It’s always best to capture the best images you can at the point of capture as this will minimize the post-processing effort. However, as my final goal is a Fine Art Print I do spend some time on post-processing using Adobe Lightroom, Photoshop and Alien Skin Exposure. Since my style is a mix of documentary and fine art photography I tend to like to keep this effort to a minimum but don’t fool yourself, if you want to make the most of the dynamic range that a camera can capture, and you want to achieve a high quality final print, then you will need to do some level of post-processing. This is basically the digital darkroom and photographers from the past like Ansel Adams believed that the effort between capturing the image and the darkroom was about 50:50 and that’s probably a fair estimate.

Canvas vs Print?

Personally I love canvas prints for vibrant colorful images and I also find that they can work well for some of my sepia toned monochrome images. On the other hand Black and White images look better printed on a high quality archival paper, ideally fiber based with a strong white base. If you still can’t decide whether you should buy a canvas, here are a few advantages.
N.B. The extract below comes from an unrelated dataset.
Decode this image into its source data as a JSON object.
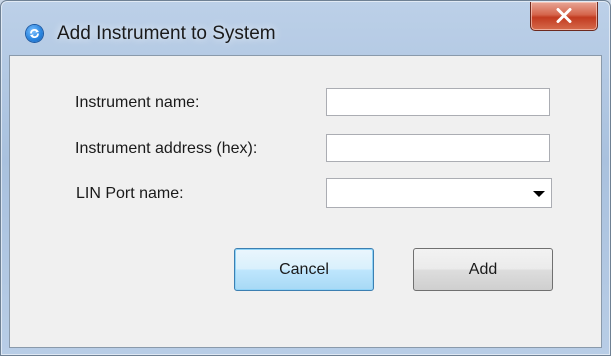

A canvas …
– does not exhibit any glare or reflections
– has the largest image size for a given wall space (no mats or borders)
– weighs much less than framed prints
– is much easier and more economical to create extremely large sizes 
– provides a frame-less presentation which creates a window into the scene
– creates a painterly effect which is very pleasing
– can be installed in semi-humid environments (bathrooms)
– lack of frame blends well into any style decor in the home or office
– can be placed into wood floater frame for a “finished” look
– can have an acrylic coating added to further protect the canvas which works great in an office environment